Assignment: Find the lines below holding the word "JSON" and copy each of them.
[[ Data to use open ]]
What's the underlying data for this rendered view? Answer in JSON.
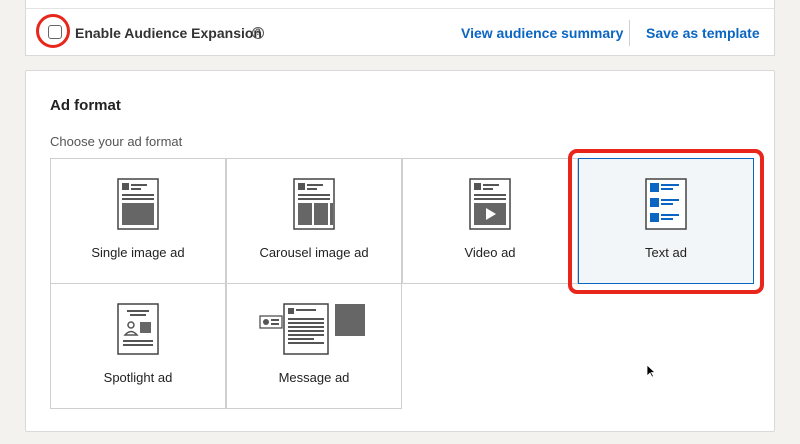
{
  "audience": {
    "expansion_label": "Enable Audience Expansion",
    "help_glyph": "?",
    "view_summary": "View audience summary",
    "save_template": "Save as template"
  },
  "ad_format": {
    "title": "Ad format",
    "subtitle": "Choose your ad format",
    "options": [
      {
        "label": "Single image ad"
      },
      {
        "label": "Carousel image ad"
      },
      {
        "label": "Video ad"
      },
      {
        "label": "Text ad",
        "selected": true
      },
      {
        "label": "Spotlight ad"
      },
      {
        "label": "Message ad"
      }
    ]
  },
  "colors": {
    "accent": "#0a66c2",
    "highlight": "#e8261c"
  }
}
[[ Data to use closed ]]
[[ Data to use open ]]
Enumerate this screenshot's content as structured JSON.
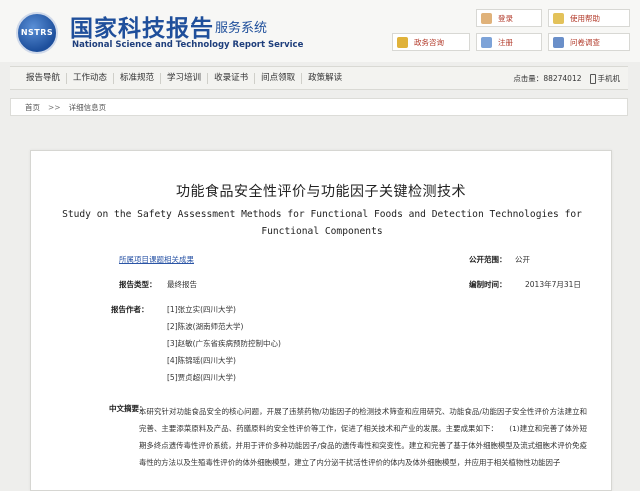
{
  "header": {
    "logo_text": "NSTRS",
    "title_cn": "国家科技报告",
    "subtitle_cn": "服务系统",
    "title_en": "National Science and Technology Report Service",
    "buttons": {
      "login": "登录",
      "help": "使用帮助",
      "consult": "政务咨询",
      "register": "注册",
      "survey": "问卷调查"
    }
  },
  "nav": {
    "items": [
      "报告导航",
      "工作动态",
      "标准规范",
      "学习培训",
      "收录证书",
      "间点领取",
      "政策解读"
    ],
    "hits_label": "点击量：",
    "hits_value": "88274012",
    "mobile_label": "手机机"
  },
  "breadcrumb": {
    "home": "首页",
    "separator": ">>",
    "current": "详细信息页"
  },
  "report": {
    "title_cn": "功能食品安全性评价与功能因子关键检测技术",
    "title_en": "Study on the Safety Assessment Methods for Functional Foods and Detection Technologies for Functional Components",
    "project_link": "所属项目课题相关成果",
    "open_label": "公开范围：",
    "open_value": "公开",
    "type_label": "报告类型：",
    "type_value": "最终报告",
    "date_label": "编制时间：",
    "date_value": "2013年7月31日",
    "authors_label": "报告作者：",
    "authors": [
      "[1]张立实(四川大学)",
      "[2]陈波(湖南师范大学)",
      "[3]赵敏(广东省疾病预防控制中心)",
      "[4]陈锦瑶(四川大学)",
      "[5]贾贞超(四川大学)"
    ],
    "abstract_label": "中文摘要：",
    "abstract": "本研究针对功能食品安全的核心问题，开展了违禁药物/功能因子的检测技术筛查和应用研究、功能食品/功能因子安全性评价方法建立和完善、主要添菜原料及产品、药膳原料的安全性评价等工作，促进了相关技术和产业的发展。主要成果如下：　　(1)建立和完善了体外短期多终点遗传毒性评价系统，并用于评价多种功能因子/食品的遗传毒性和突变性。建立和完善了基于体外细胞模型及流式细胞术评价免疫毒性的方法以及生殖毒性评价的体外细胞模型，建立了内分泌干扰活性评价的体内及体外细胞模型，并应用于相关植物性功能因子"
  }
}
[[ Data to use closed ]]
Solution:
What's the underlying data for this rendered view? Answer in JSON.
Enumerate this screenshot's content as structured JSON.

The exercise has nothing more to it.